* EXERCISE AIM *
For the listing beneath, state how many lines contain the string "Armando". Give the number by itself.

* RECORDS TO USE *
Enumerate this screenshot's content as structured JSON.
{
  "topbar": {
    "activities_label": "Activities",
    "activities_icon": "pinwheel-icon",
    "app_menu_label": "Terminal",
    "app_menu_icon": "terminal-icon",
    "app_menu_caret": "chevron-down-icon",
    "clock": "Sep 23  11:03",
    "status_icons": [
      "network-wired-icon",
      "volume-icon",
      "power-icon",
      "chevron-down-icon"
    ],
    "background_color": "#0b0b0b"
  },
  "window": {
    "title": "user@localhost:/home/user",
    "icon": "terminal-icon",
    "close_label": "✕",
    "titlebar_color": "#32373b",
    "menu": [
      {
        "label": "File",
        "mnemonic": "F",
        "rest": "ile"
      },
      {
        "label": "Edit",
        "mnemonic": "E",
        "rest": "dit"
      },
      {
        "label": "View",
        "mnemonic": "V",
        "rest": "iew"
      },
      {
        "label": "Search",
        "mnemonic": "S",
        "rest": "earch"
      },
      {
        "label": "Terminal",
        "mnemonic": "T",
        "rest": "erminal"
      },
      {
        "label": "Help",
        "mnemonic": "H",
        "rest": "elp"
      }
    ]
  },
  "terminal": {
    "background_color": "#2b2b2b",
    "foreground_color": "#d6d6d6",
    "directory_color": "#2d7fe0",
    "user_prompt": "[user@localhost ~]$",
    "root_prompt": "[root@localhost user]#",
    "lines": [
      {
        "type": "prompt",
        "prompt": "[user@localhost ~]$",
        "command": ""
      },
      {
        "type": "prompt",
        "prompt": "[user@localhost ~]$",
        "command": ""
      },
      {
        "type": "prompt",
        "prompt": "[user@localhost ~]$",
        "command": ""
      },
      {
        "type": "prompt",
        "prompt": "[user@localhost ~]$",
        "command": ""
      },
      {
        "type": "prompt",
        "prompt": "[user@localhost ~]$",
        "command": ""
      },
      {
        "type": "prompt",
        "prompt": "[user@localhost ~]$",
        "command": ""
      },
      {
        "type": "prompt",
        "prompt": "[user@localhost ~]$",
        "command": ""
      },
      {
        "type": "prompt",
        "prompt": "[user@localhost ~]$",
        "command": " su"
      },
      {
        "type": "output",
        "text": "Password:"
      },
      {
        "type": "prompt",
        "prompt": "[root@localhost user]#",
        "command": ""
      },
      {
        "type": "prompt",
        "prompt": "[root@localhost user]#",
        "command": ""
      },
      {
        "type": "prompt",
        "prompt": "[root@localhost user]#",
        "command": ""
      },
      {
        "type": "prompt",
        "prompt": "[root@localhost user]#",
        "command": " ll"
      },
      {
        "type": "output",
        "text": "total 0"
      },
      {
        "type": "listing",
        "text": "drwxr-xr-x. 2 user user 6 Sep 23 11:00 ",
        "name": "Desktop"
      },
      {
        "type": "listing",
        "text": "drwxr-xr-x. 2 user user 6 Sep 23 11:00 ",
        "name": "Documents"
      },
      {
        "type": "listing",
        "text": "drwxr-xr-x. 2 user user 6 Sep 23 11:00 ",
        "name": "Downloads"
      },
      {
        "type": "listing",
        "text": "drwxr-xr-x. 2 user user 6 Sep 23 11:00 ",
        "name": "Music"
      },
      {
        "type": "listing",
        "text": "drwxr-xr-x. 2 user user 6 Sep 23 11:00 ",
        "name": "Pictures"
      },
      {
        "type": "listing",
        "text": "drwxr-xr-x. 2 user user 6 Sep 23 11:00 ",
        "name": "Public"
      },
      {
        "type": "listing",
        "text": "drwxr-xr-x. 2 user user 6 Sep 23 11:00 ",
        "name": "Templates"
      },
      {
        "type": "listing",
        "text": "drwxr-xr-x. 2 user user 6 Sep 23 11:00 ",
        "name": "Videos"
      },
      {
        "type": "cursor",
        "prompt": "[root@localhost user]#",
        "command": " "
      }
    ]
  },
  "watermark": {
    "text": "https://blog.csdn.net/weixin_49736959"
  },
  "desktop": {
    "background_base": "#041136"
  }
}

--

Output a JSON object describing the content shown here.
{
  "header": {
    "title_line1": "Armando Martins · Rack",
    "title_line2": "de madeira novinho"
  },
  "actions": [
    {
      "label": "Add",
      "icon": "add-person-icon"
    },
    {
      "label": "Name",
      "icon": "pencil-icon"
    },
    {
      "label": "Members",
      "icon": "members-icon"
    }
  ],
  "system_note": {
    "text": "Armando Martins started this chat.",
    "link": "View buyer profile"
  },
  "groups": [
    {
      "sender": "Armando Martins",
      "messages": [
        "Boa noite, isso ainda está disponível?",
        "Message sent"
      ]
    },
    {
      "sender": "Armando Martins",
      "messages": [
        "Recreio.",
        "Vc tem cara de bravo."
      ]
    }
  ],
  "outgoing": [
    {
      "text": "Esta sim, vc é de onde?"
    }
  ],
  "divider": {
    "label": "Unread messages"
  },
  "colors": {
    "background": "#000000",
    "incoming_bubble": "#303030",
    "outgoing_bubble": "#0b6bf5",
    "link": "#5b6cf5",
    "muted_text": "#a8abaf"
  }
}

* ANSWER SECTION *
4